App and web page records

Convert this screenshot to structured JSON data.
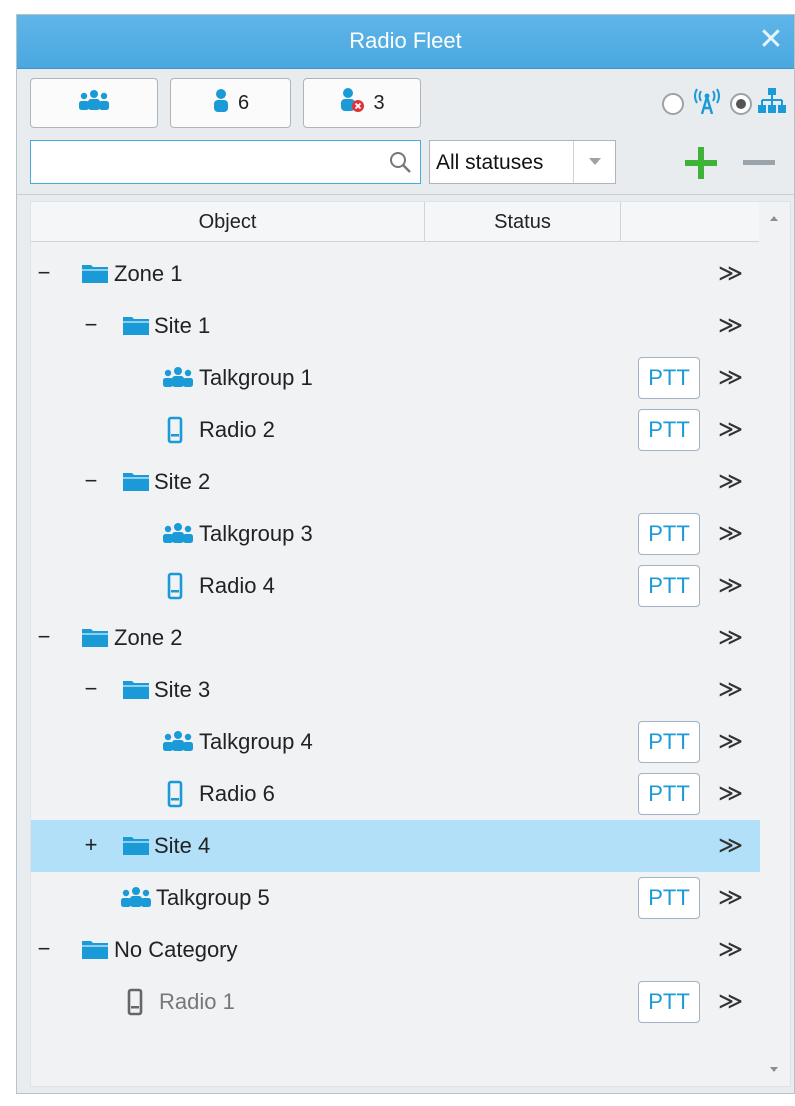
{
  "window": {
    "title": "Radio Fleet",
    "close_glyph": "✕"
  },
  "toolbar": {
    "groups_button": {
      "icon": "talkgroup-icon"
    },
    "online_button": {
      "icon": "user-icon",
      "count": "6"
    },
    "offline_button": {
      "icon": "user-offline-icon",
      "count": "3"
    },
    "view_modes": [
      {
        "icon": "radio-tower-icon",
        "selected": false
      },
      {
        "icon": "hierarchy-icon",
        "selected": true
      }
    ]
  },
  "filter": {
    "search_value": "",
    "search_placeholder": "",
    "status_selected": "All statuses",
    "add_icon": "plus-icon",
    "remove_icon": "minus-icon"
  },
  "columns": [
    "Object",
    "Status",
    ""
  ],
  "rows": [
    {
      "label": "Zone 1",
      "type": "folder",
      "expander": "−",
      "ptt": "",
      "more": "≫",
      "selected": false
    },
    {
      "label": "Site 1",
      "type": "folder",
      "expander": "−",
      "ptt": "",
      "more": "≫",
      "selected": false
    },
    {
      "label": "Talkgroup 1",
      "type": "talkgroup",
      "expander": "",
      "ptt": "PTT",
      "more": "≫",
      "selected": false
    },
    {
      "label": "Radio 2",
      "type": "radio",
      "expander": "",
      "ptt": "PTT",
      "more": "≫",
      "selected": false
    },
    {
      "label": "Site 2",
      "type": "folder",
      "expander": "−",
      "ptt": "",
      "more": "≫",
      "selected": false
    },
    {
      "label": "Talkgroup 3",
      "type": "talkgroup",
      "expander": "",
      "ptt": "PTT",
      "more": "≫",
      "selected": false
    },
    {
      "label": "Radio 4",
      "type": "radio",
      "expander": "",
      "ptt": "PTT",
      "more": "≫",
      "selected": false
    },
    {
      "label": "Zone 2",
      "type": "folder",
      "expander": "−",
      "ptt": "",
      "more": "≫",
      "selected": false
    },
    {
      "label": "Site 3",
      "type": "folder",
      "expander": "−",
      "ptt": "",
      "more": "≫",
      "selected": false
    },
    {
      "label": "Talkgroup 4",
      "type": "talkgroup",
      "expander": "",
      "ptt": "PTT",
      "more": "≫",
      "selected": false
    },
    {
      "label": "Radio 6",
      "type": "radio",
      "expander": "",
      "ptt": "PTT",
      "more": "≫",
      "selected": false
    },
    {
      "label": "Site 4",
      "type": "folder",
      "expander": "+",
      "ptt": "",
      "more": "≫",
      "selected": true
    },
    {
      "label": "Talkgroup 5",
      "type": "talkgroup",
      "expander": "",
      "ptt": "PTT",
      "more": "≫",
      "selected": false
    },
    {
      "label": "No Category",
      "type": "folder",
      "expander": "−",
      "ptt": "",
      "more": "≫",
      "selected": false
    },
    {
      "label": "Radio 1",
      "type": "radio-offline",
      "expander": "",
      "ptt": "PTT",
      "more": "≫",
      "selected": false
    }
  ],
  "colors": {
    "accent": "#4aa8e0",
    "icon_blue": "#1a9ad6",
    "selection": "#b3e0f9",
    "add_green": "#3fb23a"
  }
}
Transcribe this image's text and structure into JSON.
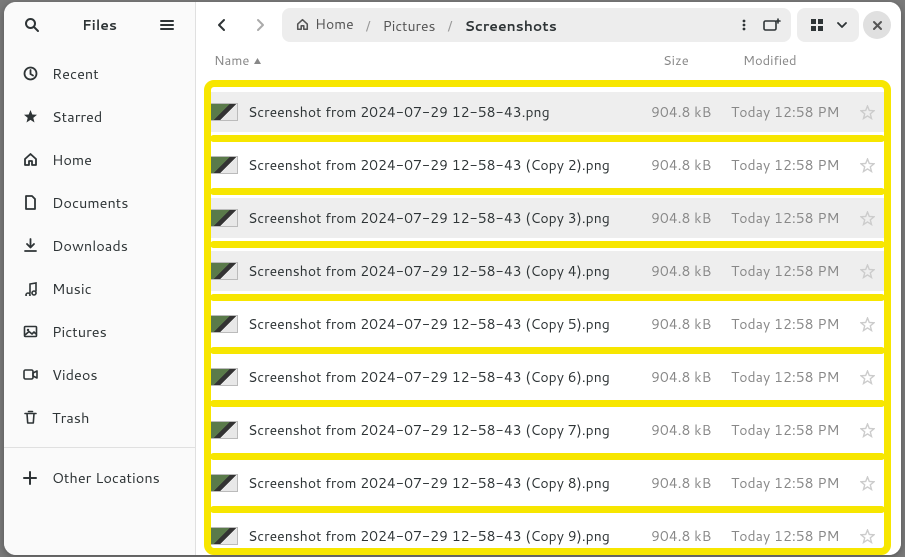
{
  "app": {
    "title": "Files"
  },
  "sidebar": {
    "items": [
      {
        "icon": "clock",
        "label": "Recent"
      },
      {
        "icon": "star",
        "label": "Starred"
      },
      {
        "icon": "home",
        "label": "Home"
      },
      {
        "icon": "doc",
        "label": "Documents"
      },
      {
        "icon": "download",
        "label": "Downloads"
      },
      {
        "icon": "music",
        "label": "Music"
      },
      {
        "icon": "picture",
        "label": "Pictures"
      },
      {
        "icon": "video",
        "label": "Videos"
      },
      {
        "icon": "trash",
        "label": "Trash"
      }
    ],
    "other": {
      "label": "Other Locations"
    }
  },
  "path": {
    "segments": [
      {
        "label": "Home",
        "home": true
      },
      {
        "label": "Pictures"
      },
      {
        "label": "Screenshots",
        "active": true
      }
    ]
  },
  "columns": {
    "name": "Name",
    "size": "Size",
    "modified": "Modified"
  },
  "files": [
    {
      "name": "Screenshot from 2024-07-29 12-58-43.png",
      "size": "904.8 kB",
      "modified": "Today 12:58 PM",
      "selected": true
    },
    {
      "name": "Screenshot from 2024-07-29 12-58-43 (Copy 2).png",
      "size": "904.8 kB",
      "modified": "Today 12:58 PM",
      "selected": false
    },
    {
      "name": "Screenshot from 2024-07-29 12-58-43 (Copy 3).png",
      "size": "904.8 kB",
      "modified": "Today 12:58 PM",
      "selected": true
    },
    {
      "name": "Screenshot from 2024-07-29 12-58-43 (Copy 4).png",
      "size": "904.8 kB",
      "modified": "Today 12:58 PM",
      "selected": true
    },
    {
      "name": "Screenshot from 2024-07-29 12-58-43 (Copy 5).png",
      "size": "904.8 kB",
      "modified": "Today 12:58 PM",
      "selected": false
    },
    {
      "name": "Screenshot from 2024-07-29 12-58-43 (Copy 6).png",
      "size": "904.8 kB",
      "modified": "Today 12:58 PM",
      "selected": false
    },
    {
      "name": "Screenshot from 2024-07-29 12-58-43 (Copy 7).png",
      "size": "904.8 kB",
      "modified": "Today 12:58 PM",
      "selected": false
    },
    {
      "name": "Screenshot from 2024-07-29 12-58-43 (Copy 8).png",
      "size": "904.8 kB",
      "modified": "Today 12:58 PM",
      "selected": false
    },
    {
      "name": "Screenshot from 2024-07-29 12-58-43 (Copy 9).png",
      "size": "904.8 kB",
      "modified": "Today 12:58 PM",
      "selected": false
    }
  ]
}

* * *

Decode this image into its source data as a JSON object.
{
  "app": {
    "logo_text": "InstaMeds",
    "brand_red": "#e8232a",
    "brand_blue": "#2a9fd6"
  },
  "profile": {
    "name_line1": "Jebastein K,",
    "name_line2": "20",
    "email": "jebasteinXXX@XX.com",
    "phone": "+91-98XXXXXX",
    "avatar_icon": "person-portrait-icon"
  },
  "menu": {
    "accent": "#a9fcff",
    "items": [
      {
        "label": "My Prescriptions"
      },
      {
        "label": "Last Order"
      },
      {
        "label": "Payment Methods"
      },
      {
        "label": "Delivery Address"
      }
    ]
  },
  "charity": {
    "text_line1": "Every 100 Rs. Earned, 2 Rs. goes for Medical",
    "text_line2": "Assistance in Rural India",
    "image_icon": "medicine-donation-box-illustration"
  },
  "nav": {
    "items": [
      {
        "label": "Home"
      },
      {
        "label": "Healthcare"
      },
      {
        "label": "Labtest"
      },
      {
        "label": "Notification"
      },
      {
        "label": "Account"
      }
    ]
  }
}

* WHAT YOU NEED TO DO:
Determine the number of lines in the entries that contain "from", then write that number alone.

* COMPLETED TASK:
9